As the coronavirus pandemic shows no signs of going anywhere soon, companies are starting to look into new ways to keep productivity up. In a report from the Wall Street Journal, numerous companies broke down how they're currently tackling the issue of worker burnout. Among the biggest concerns is the mental health of employees, and some companies have are interested in addressing that.
Per the report, Accenture PLC's CEO Jimmy Etheredge recently asked a couple dozen of his colleagues to attend two-and-half-hour virtual training sessions designed to help workers facing mental health issues. Etheredge added he has gotten numerous emails from employees regarding the problems they face in the COVID-19 era, and that when management staff would initially engage they'd attempt to fix the issues rather than make sure workers feel heard.
Eventbrite, meanwhile, recently re-trained leadership to go from asking how employees are doing to asking, "How are you really, really doing?" Seattle construction and engineering company McKinstry Co. LLC is instead utilizing a technique called "Good News Friday," in which the companies names eight things that happened in the past week that were positive.
Since many are still working from home and have been since about March, a lot of bosses are looking into offering "self-care days." Public relations firm Geben Communication recently began to offer employees these bonus days off, encouraging them to get away from the computer or internet. Ryan Wuerch, CEO of cashback app Dosh, has given his employees impromptu three-day weekends now and then over the past few months. Some have also pivoted to occasional 30-hour workweeks, reducing the workload intermittently to give employees time to recharge.
The report indicated that encouraging employees to take time off, expanding counseling and mental health services, and managers checking in on their employees can do a lot to combat burnout. Offering training for managers to better deal with expressing empathy is highly recommended, as it unsurprisingly turns out people feel more comfortable when they feel they are being listened to.

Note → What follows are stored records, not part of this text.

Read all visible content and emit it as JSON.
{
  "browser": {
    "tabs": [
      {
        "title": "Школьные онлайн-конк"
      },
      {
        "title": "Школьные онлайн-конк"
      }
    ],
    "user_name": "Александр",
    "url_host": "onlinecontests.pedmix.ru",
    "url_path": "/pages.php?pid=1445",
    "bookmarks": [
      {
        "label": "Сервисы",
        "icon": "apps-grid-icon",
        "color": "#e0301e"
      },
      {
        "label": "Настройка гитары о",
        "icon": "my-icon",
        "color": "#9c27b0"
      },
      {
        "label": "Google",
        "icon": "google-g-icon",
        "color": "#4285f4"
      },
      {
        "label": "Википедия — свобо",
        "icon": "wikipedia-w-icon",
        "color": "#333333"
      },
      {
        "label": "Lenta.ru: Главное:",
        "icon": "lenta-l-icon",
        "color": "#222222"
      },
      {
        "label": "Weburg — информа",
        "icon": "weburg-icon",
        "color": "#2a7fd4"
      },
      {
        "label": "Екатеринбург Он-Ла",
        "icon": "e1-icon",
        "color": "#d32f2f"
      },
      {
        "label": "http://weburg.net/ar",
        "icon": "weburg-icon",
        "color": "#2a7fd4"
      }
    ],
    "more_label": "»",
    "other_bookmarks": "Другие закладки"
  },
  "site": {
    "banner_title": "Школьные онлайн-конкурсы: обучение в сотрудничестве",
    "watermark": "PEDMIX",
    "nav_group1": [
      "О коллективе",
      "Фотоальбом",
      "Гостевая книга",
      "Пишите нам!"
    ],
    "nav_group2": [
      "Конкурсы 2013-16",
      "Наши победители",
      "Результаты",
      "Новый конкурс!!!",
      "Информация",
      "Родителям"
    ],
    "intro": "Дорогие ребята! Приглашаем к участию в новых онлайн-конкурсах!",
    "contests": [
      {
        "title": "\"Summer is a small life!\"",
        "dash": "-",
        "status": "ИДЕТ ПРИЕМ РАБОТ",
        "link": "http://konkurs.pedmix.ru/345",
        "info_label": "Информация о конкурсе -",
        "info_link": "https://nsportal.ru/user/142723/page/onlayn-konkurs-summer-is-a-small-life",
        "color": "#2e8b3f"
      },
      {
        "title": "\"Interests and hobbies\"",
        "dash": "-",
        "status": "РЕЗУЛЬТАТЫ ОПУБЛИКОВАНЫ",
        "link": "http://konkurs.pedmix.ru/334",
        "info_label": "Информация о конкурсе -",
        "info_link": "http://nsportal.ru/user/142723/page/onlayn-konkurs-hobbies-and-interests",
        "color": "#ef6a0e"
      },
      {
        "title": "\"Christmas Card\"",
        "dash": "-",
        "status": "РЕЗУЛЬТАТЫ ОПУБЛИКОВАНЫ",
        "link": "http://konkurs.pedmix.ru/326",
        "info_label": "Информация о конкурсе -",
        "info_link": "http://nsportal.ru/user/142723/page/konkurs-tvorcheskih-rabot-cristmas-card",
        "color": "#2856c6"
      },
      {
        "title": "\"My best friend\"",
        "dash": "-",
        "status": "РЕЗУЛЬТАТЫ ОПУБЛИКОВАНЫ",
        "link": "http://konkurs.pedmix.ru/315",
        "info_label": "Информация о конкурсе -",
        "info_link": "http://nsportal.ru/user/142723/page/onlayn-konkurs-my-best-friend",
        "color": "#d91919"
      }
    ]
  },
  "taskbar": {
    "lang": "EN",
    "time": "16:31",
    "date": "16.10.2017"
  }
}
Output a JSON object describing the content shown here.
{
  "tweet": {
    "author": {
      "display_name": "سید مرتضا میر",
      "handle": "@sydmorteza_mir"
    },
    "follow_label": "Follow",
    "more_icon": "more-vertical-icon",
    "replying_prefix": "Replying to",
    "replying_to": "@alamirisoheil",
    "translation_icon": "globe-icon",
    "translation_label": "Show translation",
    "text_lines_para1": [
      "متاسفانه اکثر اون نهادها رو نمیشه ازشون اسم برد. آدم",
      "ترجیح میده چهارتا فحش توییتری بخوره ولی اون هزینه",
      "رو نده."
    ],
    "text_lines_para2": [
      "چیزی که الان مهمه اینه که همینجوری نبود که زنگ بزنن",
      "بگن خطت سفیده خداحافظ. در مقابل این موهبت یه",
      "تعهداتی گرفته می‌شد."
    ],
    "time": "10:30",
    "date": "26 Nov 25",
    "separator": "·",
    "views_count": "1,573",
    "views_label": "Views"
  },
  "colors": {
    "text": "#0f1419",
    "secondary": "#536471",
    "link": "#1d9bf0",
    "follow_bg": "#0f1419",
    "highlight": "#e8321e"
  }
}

While this is a start, many on Twitter reacted to the story after it went viral. Users expressed their enthusiasm for mental health support and encouraging workers to slow down every now and then, but others raised concerns. A lot, however, just expressed their frustration that they had not received similiar treatment at their own workplaces.